In a recent study posted to the medRxiv* pre-print server, researchers identified spatial/geographical (county-level) features associated with increased coronavirus disease 2019 (COVID-19) cases and death counts in the United States (US) across different temporal phases of the COVID-19 pandemic.
The team trained and tested a structured gaussian processing (SGP)-based machine learning framework on a geographically-tagged large dataset of demographic, socioeconomic, and political data from all the US counties.
The impact of COVID-19 has been heterogeneous all across the US concerning severe acute respiratory syndrome coronavirus 2 (SARS-CoV-2) transmission and COVID-19 mortality.
In the US, public health interventions and resources allocations occur at the county level. COVID-19 spread depends upon proximity, hence spatial analysis, employing geographic information systems (GIS), allowed researchers to investigate associations between demographic, socioeconomic factors, and COVID-19 pandemic dynamics at the county level.
Further, it helped them identify and target areas at the highest risk of becoming a COVID-19 hotspot (spatially) to help flatten the pandemic curve.
About the study
In the present study, researchers gathered county-level daily case counts between January 22, 2020, and March 21, 2021, from the Center for Systems Science and Engineering at Johns Hopkins University; likewise, the United States Census Bureau and the National Center for Health Statistics provided country-specific features.
The team predicted daily COVID-19 case counts and death counts for each county using an SGP regression algorithm at the beginning of each week, starting April 6, 2020, until March 21, 2021.
The model was trained on randomly selected two-thirds of the counties in each state and predicted case and death counts of the remaining one-third of the counties.
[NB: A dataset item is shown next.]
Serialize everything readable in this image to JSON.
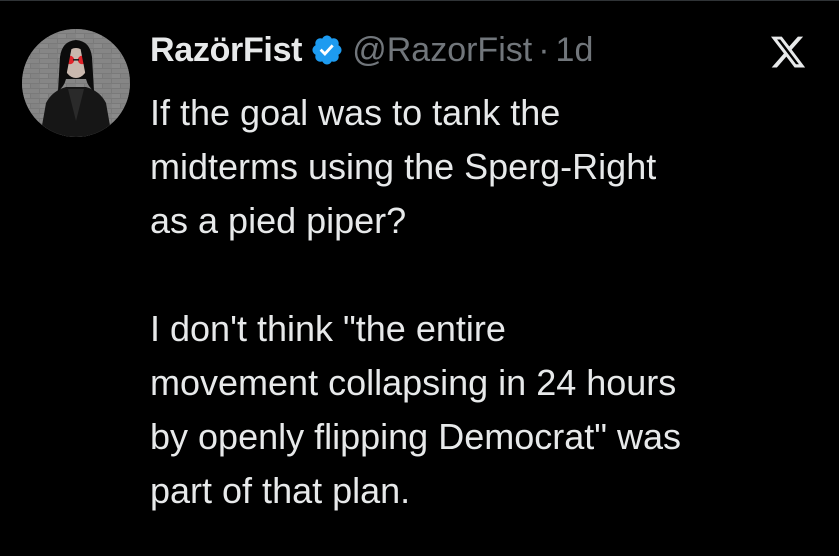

They normalized the daily COVID-19 case and death counts per 100,000 residents to compute a seven-day moving average.
The team used Pearson’s correlation coefficient (PCC) to assess the accuracy of predictions that represented how well the algorithms captured the event count dynamics; likewise, the proportion of variance (R2) showed the proportion of total variation in the model outcomes.
After recognizing highly predictive spatial features, the researchers used a clustering algorithm termed topic modeling (TM) to identify combinations of spatial features closely linked to the COVID-19 spread.
TM computed sets of co-occurring features that could link counties to topics. The researchers segregated discrete groups of counties with similar spatial features (topic contributions) and derived nine clusters of counties based on the relative contributions of Latent Dirichlet Allocation (LDA) topics.
Within each cluster, they showed topic contributions by plotting the average z-score normalized topic score. Likewise, within each quintile, a histogram showed clusters of counties with a higher incidence of cases and deaths per capita.
The overall and median PCC and R2 across counties were 0.96 and 0.98, and 0.84 and 0.94, respectively. The observed R2 value greater than 0.90 (in most states) demonstrated that the study model built on spatial features could account for most of the variance in the COVID-19 case and death counts.
The predicted COVID-19 cases and death counts were strongly associated with measures of age, urbanicity, and presidential voting margin. Correlation analysis revealed that the interactions between socioeconomic, health, and racial features complicated the interpretation of the relationships between the spatial features and the COVID-19 dynamics.
TM was able to associate features with topics and could group geographically remote but demographically similar counties. Additionally, TM clustered many geographically-similar counties. For instance, in Cluster 1, the Midwest region witnessed the largest surge in the COVID-19 cases and deaths during 2020 and had counties with high scores from topics 1, 3, and 9 and low scores from topic 10.
While TM showed that counties with similar demographic and socioeconomic features tended to cluster together, the unsupervised clustering based on these topics identified county groups that witnessed varying COVID-19 spread.
As clustering delineated cases from deaths and initial phase from nationwide phase dynamics, it highlighted plasticity in the composition of spatial features which were strongly associated with COVID-19 risk.
Accordingly, Cluster 3, geographically restricted to the Southeast US geographical region, was associated with high COVID-19 case counts during the initial phase, and Cluster 0 restricted to Texas and the Rocky Mountain region, was associated with high COVID-19 case counts during the nationwide phase.
Intriguingly, the presidential vote margin was the most consistently selected spatial feature in all the COVID-19 prediction models. It stood independently and showed no collinearity with other spatial factors.
To summarize, the study findings showed that spatial features accounted for the majority of variance in COVID-19 cases and death counts across the US.
Predictive modeling based on combinations of spatial features could identify counties at the highest risk for COVID-19 spread and inform policymakers to prioritize these counties for aggressive mitigation strategies, especially under limited resources.
Importantly, TM provided a novel dimensional reduction approach to examine epidemiologic data and also proved to be a great tool for analyzing datasets with collinear variables.
medRxiv publishes preliminary scientific reports that are not peer-reviewed and, therefore, should not be regarded as conclusive, guide clinical practice/health-related behavior, or treated as established information.